**Task to complete**
Gather every line of the entries that includes the word "visible".
Top of Material for this exercise
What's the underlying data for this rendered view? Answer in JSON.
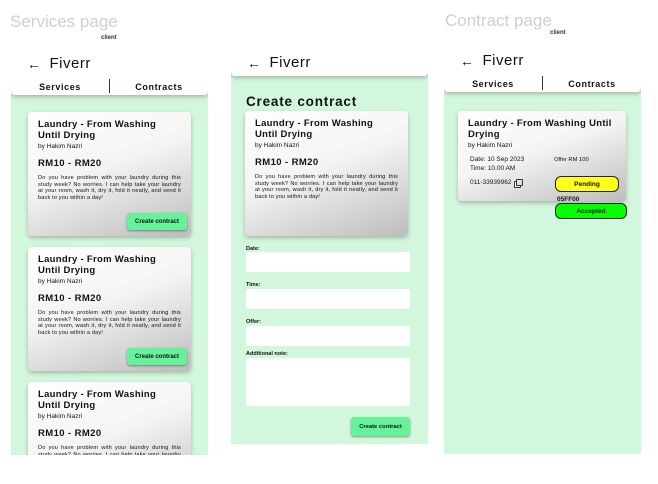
{
  "labels": {
    "services_page": "Services page",
    "contract_page": "Contract page",
    "client_tag": "client"
  },
  "app": {
    "brand": "Fiverr",
    "back_icon": "arrow-left-icon"
  },
  "tabs": [
    "Services",
    "Contracts"
  ],
  "service": {
    "title": "Laundry - From Washing Until Drying",
    "author": "by Hakim Nazri",
    "price": "RM10 - RM20",
    "description": "Do you have problem with your laundry during this study week? No worries. I can help take your laundry at your room, wash it, dry it, fold it neatly, and send it back to you within a day!"
  },
  "buttons": {
    "create_contract": "Create contract"
  },
  "create_form": {
    "heading": "Create contract",
    "date_label": "Date:",
    "time_label": "Time:",
    "offer_label": "Offer:",
    "note_label": "Additional note:",
    "submit": "Create contract"
  },
  "contract": {
    "date": "Date: 10 Sep 2023",
    "time": "Time: 10.00 AM",
    "offer": "Offer RM 100",
    "phone": "011-33939962",
    "copy_icon": "copy-icon",
    "status_pending": "Pending",
    "status_code": "05FF00",
    "status_accepted": "Accepted"
  },
  "colors": {
    "frame_bg": "#d3f7dc",
    "button_green": "#66f29a",
    "pending_yellow": "#ffff1a",
    "accepted_green": "#05ff00"
  }
}
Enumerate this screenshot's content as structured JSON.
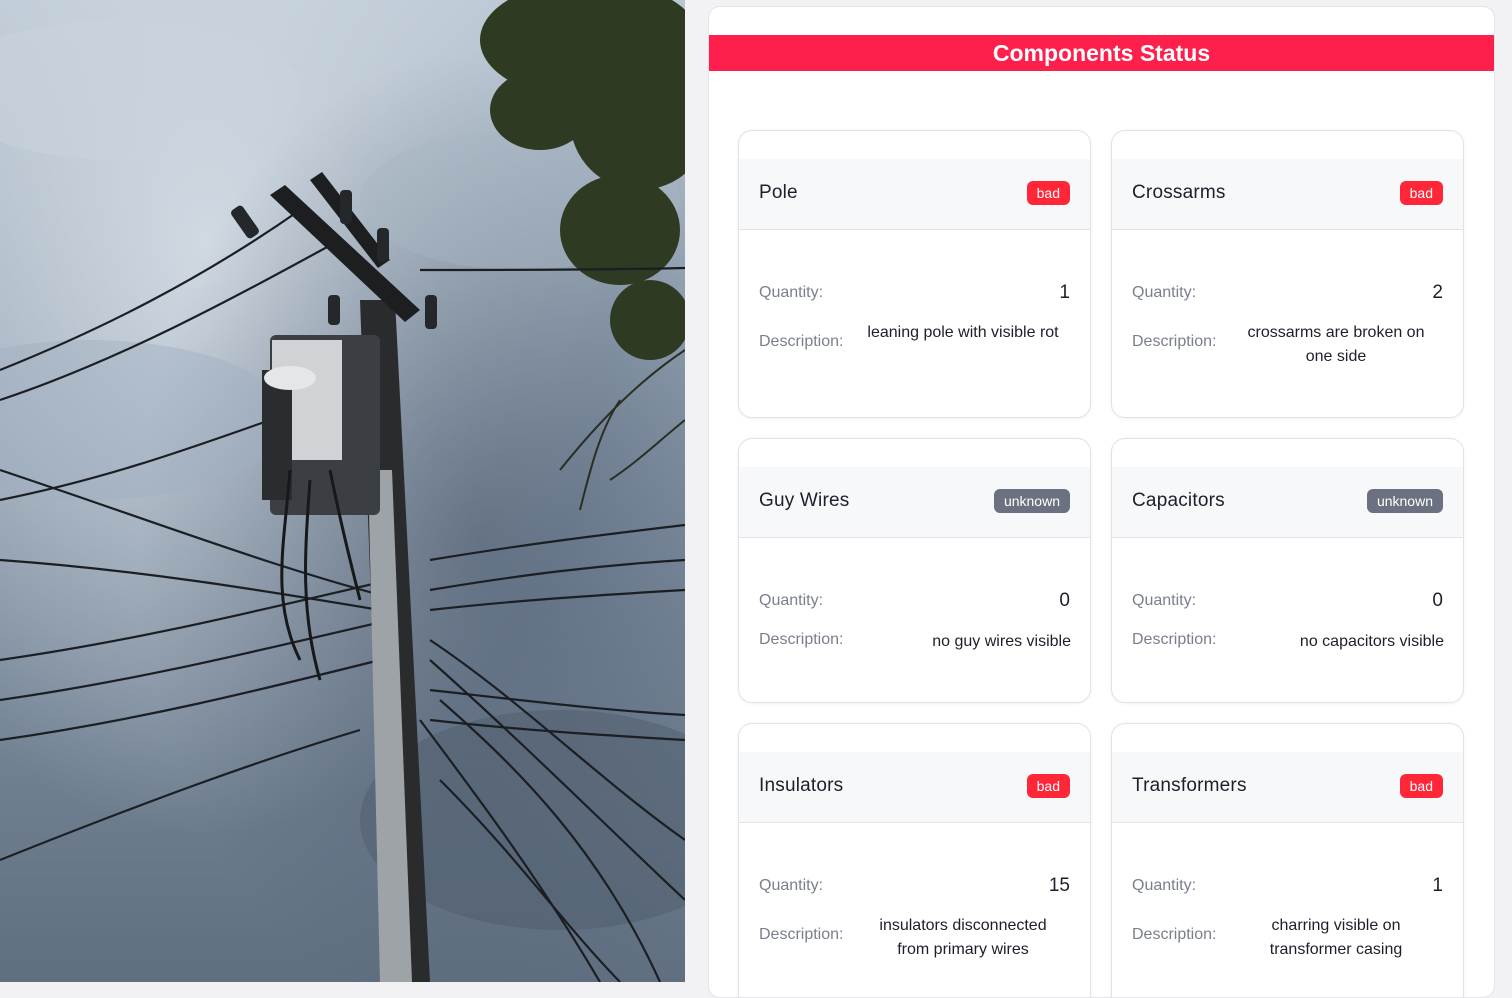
{
  "panel": {
    "title": "Components Status"
  },
  "components": [
    {
      "name": "Pole",
      "status": "bad",
      "quantity_label": "Quantity:",
      "quantity": "1",
      "description_label": "Description:",
      "description": "leaning pole with visible rot"
    },
    {
      "name": "Crossarms",
      "status": "bad",
      "quantity_label": "Quantity:",
      "quantity": "2",
      "description_label": "Description:",
      "description": "crossarms are broken on one side"
    },
    {
      "name": "Guy Wires",
      "status": "unknown",
      "quantity_label": "Quantity:",
      "quantity": "0",
      "description_label": "Description:",
      "description": "no guy wires visible"
    },
    {
      "name": "Capacitors",
      "status": "unknown",
      "quantity_label": "Quantity:",
      "quantity": "0",
      "description_label": "Description:",
      "description": "no capacitors visible"
    },
    {
      "name": "Insulators",
      "status": "bad",
      "quantity_label": "Quantity:",
      "quantity": "15",
      "description_label": "Description:",
      "description": "insulators disconnected from primary wires"
    },
    {
      "name": "Transformers",
      "status": "bad",
      "quantity_label": "Quantity:",
      "quantity": "1",
      "description_label": "Description:",
      "description": "charring visible on transformer casing"
    }
  ],
  "colors": {
    "header": "#ff1f4d",
    "bad_badge": "#ff2638",
    "unknown_badge": "#6b7180"
  }
}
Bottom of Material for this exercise
**Your response**
      "description": "leaning pole with visible rot"
      "description": "no guy wires visible"
      "description": "no capacitors visible"
      "description": "charring visible on transformer casing"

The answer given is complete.